Changing the flow – will China become more attractive?
Despite its proximity to Japan, China only narrowly eclipsed the US as the biggest receiver of Japanese post-secondary students in 2012, according to data compiled by MEXT (21,125 went to China that year versus the US’s 19,568). However, the Chinese number was up 17.6% year-over-year, while the US intake was down -2%. Japanese students’ increasing interest in China as a destination makes sense, according to Jeremy Rappleye and Edward Vickers. Writing in University World News, Mr Rappleye and Mr Vickers argue that wars and regional tensions in the 20th century derailed a natural pan-Asian education and culture flow, and focused Asian students’ study ambitions on the West (especially America) and on English-language instruction. The authors maintain that a Western orientation continues today (e.g. in the Japanese government’s current push to include more English-language teaching in all levels of the education system) and that it probably will for as long as Western universities command the top places in world university ranking systems. But as we know, Asian universities are swiftly moving up these rankings – especially those in China, Hong Kong, and Singapore. As Phil Baty, editor of the Times Higher Education Rankings, noted earlier this year:
"The world expects that Asia will be the next global higher education superpower, after Europe and North America."
In fact, some estimate that Asia could account for a quarter of the world’s top 200 institutions by 2040. Mr Rappleye and Mr Vickers believe Japanese students should possess a far greater level of proficiency in modern East Asian languages "considering the region’s crucial importance to Japan." Japan, they imply, has been slow out of the gate when it comes to the importance of China as an educational and cultural partner. They write:
"Here the contrast with Japan’s closest neighbour is telling. South Korea, with a population of 50 million – accounts for 21% of China’s international student population, Japan only 6%. Even America, despite its poor foreign language education and distance from the region, sends more students than Japan to Chinese universities."
Mr Rappleye and Mr Vickers observe that despite low numbers of Japanese students in China until now, Japan is a popular study abroad destination for Chinese students thanks in part to a continued perception that Japan is ultra-modern. China sent 96,592 students to Japan in 2012, second only to the numbers they sent to the US (225,474) that year. The stage may be set for Japanese student numbers to grow further in China, especially given China’s continued interest in Japanese education, the relative affordability of top Chinese universities compared to top American ones, and the new data showing significant growth in Japanese outbound mobility to China.
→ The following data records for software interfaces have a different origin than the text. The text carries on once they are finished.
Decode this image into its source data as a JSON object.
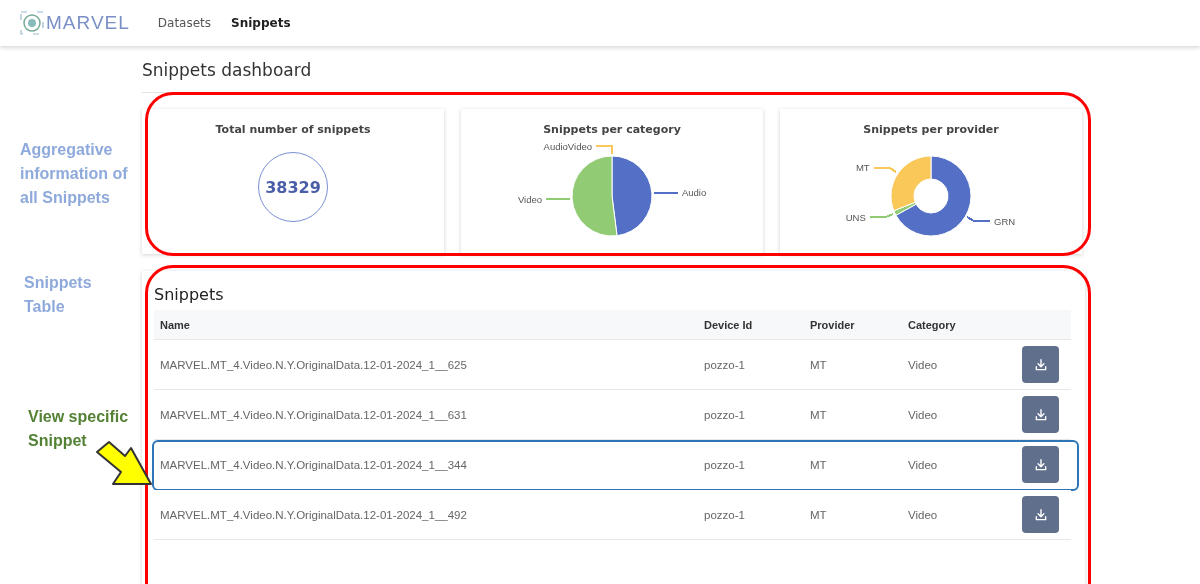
{
  "header": {
    "logo": "MARVEL",
    "nav": [
      {
        "label": "Datasets",
        "selected": false
      },
      {
        "label": "Snippets",
        "selected": true
      }
    ]
  },
  "page_title": "Snippets dashboard",
  "cards": [
    {
      "kind": "counter",
      "title": "Total number of snippets",
      "value": "38329"
    },
    {
      "kind": "pie",
      "title": "Snippets per category",
      "slices": [
        {
          "label": "Audio",
          "color": "#5470c6"
        },
        {
          "label": "Video",
          "color": "#91cc75"
        },
        {
          "label": "AudioVideo",
          "color": "#fac858"
        }
      ]
    },
    {
      "kind": "donut",
      "title": "Snippets per provider",
      "slices": [
        {
          "label": "GRN",
          "color": "#5470c6"
        },
        {
          "label": "UNS",
          "color": "#91cc75"
        },
        {
          "label": "MT",
          "color": "#fac858"
        }
      ]
    }
  ],
  "table": {
    "title": "Snippets",
    "columns": [
      "Name",
      "Device Id",
      "Provider",
      "Category"
    ],
    "rows": [
      {
        "name": "MARVEL.MT_4.Video.N.Y.OriginalData.12-01-2024_1__625",
        "device_id": "pozzo-1",
        "provider": "MT",
        "category": "Video",
        "selected": false
      },
      {
        "name": "MARVEL.MT_4.Video.N.Y.OriginalData.12-01-2024_1__631",
        "device_id": "pozzo-1",
        "provider": "MT",
        "category": "Video",
        "selected": false
      },
      {
        "name": "MARVEL.MT_4.Video.N.Y.OriginalData.12-01-2024_1__344",
        "device_id": "pozzo-1",
        "provider": "MT",
        "category": "Video",
        "selected": true
      },
      {
        "name": "MARVEL.MT_4.Video.N.Y.OriginalData.12-01-2024_1__492",
        "device_id": "pozzo-1",
        "provider": "MT",
        "category": "Video",
        "selected": false
      }
    ]
  },
  "annotations": {
    "aggregate_label": "Aggregative information of all Snippets",
    "table_label": "Snippets Table",
    "row_label": "View specific Snippet"
  }
}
For that matter, if Japan meets its goal of placing ten universities in the global top 100 within the next ten years (compared to the two now: Tokyo University and Kyoto University), Chinese students may well have even more reason to consider Japan for study abroad.